Records for this exercise
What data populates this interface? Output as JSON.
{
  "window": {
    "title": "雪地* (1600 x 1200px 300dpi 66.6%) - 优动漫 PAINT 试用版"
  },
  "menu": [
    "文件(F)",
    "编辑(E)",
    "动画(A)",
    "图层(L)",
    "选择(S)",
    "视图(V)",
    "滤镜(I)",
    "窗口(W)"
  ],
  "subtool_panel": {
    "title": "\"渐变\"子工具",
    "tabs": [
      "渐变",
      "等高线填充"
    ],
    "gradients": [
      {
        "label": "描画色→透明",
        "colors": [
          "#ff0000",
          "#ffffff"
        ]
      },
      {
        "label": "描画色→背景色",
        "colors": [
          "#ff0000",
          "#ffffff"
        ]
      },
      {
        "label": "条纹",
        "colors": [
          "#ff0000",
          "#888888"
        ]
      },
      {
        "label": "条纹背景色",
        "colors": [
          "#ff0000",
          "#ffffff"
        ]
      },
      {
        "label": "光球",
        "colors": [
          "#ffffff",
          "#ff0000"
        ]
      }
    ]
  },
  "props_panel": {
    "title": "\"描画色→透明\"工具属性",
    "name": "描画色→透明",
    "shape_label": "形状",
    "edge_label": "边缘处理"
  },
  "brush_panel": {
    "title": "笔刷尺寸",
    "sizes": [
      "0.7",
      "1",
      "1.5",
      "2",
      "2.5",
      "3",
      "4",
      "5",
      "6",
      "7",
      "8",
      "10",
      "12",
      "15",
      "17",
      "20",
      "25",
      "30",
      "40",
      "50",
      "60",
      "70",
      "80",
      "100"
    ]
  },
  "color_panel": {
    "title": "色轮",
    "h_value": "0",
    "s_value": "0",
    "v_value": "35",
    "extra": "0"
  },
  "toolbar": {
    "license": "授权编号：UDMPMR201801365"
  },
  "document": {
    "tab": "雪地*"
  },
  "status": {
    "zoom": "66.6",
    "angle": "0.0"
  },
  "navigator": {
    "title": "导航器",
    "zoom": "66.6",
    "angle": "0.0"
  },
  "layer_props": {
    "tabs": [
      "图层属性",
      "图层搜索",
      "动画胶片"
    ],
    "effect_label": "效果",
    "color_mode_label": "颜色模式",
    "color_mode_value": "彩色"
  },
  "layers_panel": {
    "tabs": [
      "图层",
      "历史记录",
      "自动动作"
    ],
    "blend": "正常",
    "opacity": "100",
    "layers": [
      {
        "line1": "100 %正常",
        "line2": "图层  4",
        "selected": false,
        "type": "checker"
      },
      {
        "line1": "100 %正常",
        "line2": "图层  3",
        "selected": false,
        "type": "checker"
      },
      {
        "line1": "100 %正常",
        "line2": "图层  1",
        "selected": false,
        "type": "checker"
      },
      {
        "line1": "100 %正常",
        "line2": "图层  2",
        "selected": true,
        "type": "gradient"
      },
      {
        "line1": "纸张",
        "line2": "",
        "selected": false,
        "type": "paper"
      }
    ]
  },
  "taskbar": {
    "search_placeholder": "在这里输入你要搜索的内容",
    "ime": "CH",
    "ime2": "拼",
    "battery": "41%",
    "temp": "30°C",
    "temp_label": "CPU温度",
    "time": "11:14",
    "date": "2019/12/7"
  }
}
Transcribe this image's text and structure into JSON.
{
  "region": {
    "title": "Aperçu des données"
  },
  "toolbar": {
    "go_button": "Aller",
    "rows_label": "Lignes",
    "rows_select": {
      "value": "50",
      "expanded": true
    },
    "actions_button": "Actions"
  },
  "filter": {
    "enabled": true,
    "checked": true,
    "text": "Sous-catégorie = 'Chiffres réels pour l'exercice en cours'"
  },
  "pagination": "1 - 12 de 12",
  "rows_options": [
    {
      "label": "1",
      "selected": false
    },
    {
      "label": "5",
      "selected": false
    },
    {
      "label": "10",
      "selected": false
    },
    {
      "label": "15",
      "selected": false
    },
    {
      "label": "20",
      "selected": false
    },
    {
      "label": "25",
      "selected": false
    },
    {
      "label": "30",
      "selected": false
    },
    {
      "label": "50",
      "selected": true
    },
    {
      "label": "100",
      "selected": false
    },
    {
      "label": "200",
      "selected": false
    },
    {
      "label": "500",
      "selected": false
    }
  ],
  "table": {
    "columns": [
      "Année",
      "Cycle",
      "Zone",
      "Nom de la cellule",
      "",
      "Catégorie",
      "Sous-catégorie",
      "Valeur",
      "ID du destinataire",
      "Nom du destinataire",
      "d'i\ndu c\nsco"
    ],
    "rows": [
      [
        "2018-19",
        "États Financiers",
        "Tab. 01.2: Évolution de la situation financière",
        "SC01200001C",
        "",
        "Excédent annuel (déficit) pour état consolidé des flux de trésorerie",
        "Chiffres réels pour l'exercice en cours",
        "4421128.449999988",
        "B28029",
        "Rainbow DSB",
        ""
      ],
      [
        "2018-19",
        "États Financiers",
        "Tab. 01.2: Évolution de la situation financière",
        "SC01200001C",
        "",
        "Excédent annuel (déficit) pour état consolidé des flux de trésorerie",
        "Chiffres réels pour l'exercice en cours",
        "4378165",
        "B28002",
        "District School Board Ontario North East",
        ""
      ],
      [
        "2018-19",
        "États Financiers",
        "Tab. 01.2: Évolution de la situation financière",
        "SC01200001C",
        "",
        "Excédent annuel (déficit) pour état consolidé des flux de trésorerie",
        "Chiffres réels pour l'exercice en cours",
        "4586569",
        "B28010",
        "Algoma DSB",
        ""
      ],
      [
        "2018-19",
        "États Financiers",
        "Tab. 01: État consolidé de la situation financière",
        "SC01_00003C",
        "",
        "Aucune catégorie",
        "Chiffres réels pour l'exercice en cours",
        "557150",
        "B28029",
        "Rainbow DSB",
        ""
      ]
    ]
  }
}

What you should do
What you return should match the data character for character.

Solution for this task
What data populates this interface? Output as JSON.
{
  "window": {
    "title": "雪地* (1600 x 1200px 300dpi 66.6%) - 优动漫 PAINT 试用版"
  },
  "menu": [
    "文件(F)",
    "编辑(E)",
    "动画(A)",
    "图层(L)",
    "选择(S)",
    "视图(V)",
    "滤镜(I)",
    "窗口(W)"
  ],
  "subtool_panel": {
    "title": "\"渐变\"子工具",
    "tabs": [
      "渐变",
      "等高线填充"
    ],
    "gradients": [
      {
        "label": "描画色→透明",
        "colors": [
          "#ff0000",
          "#ffffff"
        ]
      },
      {
        "label": "描画色→背景色",
        "colors": [
          "#ff0000",
          "#ffffff"
        ]
      },
      {
        "label": "条纹",
        "colors": [
          "#ff0000",
          "#888888"
        ]
      },
      {
        "label": "条纹背景色",
        "colors": [
          "#ff0000",
          "#ffffff"
        ]
      },
      {
        "label": "光球",
        "colors": [
          "#ffffff",
          "#ff0000"
        ]
      }
    ]
  },
  "props_panel": {
    "title": "\"描画色→透明\"工具属性",
    "name": "描画色→透明",
    "shape_label": "形状",
    "edge_label": "边缘处理"
  },
  "brush_panel": {
    "title": "笔刷尺寸",
    "sizes": [
      "0.7",
      "1",
      "1.5",
      "2",
      "2.5",
      "3",
      "4",
      "5",
      "6",
      "7",
      "8",
      "10",
      "12",
      "15",
      "17",
      "20",
      "25",
      "30",
      "40",
      "50",
      "60",
      "70",
      "80",
      "100"
    ]
  },
  "color_panel": {
    "title": "色轮",
    "h_value": "0",
    "s_value": "0",
    "v_value": "35",
    "extra": "0"
  },
  "toolbar": {
    "license": "授权编号：UDMPMR201801365"
  },
  "document": {
    "tab": "雪地*"
  },
  "status": {
    "zoom": "66.6",
    "angle": "0.0"
  },
  "navigator": {
    "title": "导航器",
    "zoom": "66.6",
    "angle": "0.0"
  },
  "layer_props": {
    "tabs": [
      "图层属性",
      "图层搜索",
      "动画胶片"
    ],
    "effect_label": "效果",
    "color_mode_label": "颜色模式",
    "color_mode_value": "彩色"
  },
  "layers_panel": {
    "tabs": [
      "图层",
      "历史记录",
      "自动动作"
    ],
    "blend": "正常",
    "opacity": "100",
    "layers": [
      {
        "line1": "100 %正常",
        "line2": "图层  4",
        "selected": false,
        "type": "checker"
      },
      {
        "line1": "100 %正常",
        "line2": "图层  3",
        "selected": false,
        "type": "checker"
      },
      {
        "line1": "100 %正常",
        "line2": "图层  1",
        "selected": false,
        "type": "checker"
      },
      {
        "line1": "100 %正常",
        "line2": "图层  2",
        "selected": true,
        "type": "gradient"
      },
      {
        "line1": "纸张",
        "line2": "",
        "selected": false,
        "type": "paper"
      }
    ]
  },
  "taskbar": {
    "search_placeholder": "在这里输入你要搜索的内容",
    "ime": "CH",
    "ime2": "拼",
    "battery": "41%",
    "temp": "30°C",
    "temp_label": "CPU温度",
    "time": "11:14",
    "date": "2019/12/7"
  }
}
Transcribe this image's text and structure into JSON.
{
  "region": {
    "title": "Aperçu des données"
  },
  "toolbar": {
    "go_button": "Aller",
    "rows_label": "Lignes",
    "rows_select": {
      "value": "50",
      "expanded": true
    },
    "actions_button": "Actions"
  },
  "filter": {
    "enabled": true,
    "checked": true,
    "text": "Sous-catégorie = 'Chiffres réels pour l'exercice en cours'"
  },
  "pagination": "1 - 12 de 12",
  "rows_options": [
    {
      "label": "1",
      "selected": false
    },
    {
      "label": "5",
      "selected": false
    },
    {
      "label": "10",
      "selected": false
    },
    {
      "label": "15",
      "selected": false
    },
    {
      "label": "20",
      "selected": false
    },
    {
      "label": "25",
      "selected": false
    },
    {
      "label": "30",
      "selected": false
    },
    {
      "label": "50",
      "selected": true
    },
    {
      "label": "100",
      "selected": false
    },
    {
      "label": "200",
      "selected": false
    },
    {
      "label": "500",
      "selected": false
    }
  ],
  "table": {
    "columns": [
      "Année",
      "Cycle",
      "Zone",
      "Nom de la cellule",
      "",
      "Catégorie",
      "Sous-catégorie",
      "Valeur",
      "ID du destinataire",
      "Nom du destinataire",
      "d'i\ndu c\nsco"
    ],
    "rows": [
      [
        "2018-19",
        "États Financiers",
        "Tab. 01.2: Évolution de la situation financière",
        "SC01200001C",
        "",
        "Excédent annuel (déficit) pour état consolidé des flux de trésorerie",
        "Chiffres réels pour l'exercice en cours",
        "4421128.449999988",
        "B28029",
        "Rainbow DSB",
        ""
      ],
      [
        "2018-19",
        "États Financiers",
        "Tab. 01.2: Évolution de la situation financière",
        "SC01200001C",
        "",
        "Excédent annuel (déficit) pour état consolidé des flux de trésorerie",
        "Chiffres réels pour l'exercice en cours",
        "4378165",
        "B28002",
        "District School Board Ontario North East",
        ""
      ],
      [
        "2018-19",
        "États Financiers",
        "Tab. 01.2: Évolution de la situation financière",
        "SC01200001C",
        "",
        "Excédent annuel (déficit) pour état consolidé des flux de trésorerie",
        "Chiffres réels pour l'exercice en cours",
        "4586569",
        "B28010",
        "Algoma DSB",
        ""
      ],
      [
        "2018-19",
        "États Financiers",
        "Tab. 01: État consolidé de la situation financière",
        "SC01_00003C",
        "",
        "Aucune catégorie",
        "Chiffres réels pour l'exercice en cours",
        "557150",
        "B28029",
        "Rainbow DSB",
        ""
      ]
    ]
  }
}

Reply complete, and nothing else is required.